Orthopedics: Arthroscopic Surgery

Minimally Invasive Arthoroscopic Surgeries

What is arthroscopy?

Arthroscopy is a surgical procedure that orthopedic surgeons use to visualize, diagnose and treat problems inside a joint. In an arthroscopic examination, an orthopaedic surgeon makes a small incision in the patient's skin and then inserts pencil-sized instruments that contain a small lens and lighting system to magnify and illuminate the structures inside the joint. Light is transmitted through fiber optics to the end of the arthroscope that is inserted into the joint.

By attaching the arthroscope to a miniature television camera, the surgeon is able to see the interior of the joint through this very small incision rather than a large incision needed for surgery. The television camera attached to the arthroscope displays the image of the joint on a television screen, allowing the surgeon to look, for example, throughout the knee. This lets the surgeon see the cartilage, ligaments, and under the kneecap. The surgeon can determine the amount or type of injury and then repair or correct the problem, if it is necessary.

Why is arthroscopy necessary?

Diagnosing joint injuries and disease begins with a thorough medical history, physical examination, and usually X-rays. Additional tests such as magnetic resonance imaging (MRI) or computed tomography (CT) also scan may be needed. Through the arthroscope, a final diagnosis is made, which may be more accurate than through "open" surgery or from X-ray studies.

Disease and injuries can damage bones, cartilage, ligaments, muscles, and tendons.

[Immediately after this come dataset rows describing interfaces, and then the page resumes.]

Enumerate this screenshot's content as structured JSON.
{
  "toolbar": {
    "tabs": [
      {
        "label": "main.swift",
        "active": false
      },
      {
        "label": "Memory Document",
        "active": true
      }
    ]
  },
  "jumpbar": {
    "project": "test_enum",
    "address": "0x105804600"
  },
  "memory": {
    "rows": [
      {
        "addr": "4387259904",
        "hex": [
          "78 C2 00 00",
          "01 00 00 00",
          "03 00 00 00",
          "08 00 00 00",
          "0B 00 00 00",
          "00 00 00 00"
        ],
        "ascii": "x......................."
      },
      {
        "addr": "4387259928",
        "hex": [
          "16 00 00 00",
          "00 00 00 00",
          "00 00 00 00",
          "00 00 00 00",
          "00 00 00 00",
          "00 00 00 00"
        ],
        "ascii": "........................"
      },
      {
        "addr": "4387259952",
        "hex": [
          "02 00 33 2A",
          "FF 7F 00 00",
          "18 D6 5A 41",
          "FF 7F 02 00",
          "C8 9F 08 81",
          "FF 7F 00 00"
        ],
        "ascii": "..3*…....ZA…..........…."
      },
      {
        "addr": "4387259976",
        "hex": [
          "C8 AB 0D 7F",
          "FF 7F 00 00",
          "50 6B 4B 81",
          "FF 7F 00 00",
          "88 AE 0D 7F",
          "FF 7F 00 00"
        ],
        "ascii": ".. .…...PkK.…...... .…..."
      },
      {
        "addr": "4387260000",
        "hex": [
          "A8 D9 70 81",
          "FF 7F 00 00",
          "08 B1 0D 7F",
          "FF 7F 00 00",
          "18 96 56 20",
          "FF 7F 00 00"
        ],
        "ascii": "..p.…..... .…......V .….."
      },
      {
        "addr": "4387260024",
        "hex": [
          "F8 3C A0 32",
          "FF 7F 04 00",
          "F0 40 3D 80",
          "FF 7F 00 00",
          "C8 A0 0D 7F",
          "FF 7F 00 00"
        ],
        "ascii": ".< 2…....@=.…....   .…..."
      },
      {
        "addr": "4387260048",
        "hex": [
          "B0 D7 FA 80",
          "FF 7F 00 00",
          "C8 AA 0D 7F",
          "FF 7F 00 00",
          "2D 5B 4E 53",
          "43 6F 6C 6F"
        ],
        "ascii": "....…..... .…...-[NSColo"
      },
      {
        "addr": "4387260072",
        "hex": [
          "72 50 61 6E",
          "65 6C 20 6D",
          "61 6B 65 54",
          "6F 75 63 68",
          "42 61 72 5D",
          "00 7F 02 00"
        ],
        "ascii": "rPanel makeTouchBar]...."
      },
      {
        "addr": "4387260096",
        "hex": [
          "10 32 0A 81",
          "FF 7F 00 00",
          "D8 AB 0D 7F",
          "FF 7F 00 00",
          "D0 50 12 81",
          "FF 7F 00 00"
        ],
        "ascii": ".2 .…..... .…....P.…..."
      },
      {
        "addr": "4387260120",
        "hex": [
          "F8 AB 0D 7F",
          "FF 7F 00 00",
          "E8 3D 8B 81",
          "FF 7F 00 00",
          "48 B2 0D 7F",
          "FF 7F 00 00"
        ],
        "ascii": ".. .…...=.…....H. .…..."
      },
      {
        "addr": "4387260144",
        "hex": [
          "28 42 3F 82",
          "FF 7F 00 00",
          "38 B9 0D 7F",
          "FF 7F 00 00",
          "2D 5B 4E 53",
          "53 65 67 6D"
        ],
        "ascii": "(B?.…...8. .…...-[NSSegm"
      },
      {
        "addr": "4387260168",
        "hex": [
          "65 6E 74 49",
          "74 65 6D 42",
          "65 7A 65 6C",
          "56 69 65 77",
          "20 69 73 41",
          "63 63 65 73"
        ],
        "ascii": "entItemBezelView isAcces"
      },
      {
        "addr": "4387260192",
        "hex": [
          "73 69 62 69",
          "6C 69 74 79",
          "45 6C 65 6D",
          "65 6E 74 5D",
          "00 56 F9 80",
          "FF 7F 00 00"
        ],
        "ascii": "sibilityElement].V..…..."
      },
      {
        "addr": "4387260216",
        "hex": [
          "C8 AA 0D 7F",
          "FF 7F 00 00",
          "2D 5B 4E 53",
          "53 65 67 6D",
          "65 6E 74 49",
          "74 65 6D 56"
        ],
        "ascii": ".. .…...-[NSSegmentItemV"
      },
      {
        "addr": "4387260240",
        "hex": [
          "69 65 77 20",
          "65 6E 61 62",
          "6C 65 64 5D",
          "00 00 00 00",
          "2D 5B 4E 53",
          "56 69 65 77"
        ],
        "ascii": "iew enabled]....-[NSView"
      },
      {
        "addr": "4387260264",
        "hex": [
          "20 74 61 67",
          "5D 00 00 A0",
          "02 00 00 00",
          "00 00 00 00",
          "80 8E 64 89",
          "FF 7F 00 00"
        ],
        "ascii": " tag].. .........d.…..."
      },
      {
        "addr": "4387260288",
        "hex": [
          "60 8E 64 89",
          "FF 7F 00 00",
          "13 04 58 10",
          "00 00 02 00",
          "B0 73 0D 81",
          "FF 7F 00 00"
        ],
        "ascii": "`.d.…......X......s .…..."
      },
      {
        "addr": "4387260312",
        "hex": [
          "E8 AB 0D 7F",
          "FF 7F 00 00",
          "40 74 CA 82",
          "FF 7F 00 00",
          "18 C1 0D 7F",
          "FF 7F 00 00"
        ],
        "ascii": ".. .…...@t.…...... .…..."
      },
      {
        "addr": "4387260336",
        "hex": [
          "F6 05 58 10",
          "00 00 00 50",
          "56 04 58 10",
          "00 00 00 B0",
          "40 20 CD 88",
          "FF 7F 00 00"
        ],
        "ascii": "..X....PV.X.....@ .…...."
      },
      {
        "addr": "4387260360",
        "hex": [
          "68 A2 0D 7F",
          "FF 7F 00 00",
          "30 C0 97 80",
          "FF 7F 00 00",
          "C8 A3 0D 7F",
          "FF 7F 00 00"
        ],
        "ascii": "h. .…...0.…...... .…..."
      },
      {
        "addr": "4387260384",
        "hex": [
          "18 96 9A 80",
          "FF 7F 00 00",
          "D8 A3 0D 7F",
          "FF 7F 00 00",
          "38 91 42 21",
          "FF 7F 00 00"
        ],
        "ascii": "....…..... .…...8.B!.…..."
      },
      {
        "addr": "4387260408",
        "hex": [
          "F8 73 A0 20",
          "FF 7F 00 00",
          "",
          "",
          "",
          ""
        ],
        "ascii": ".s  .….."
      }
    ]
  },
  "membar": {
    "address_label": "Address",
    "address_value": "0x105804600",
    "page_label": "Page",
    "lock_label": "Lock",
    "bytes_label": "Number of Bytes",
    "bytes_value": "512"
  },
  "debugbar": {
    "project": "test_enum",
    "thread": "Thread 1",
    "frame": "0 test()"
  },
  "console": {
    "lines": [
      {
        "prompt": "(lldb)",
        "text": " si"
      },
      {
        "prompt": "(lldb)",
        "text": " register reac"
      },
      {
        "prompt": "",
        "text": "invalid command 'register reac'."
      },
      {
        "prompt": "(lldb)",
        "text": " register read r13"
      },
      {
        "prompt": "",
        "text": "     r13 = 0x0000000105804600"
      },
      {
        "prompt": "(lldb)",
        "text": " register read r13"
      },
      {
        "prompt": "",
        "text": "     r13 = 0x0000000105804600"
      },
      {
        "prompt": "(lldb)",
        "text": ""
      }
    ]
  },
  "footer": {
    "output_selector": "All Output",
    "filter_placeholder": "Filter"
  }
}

Some of the most frequent conditions found during arthroscopic examinations of joints are:

  • Inflammation: For example, synovitis is an inflammation of the lining in the knee, shoulder, elbow, wrist, or ankle
  • Acute or Chronic Injury
  • Shoulder: Rotator cuff tendon tears, impingement syndrome, and recurrent dislocations
  • Knee: Meniscal (cartilage) tears, chondromalacia (wearing or injury of cartilage cushion), and anterior cruciate ligament tears with instability
  • Wrist: Carpal tunnel syndrome
  • Loose bodies of bone and/or cartilage: for example, knee, shoulder, elbow, ankle, or wrist

Some problems associated with arthritis also can be treated. Several procedures may combine arthroscopic and standard surgery:

  • Rotator cuff surgery
  • Repair or resection of torn cartilage (meniscus) from knee or shoulder
  • Reconstruction of anterior cruciate ligament in knee
  • Removal of inflamed lining (synovium) in knee, shoulder, elbow, wrist, ankle
  • Release of carpal tunnel
  • Repair of torn ligaments
  • Removal of loose bone or cartilage in knee, shoulder, elbow, ankle, wrist

Although the inside of nearly all joints can be viewed with an arthroscope, six joints are most frequently examined with this instrument. These include the knee, shoulder, elbow, ankle, hip and wrist. As advances are made in fiberoptic technology and new techniques are developed by orthopaedic surgeons, other joints may be treated more frequently in the future.
**(Text Source: American Academy of Orthopedic Surgeons)

Home
The Patient Experience: A Video Tour
 

© Fort HealthCare 2014. Privacy Policy: English | Spanish | Vendor Program | Social Media Guidelines
611 Sherman Avenue East, Fort Atkinson, WI 53538 | (920) 568-5000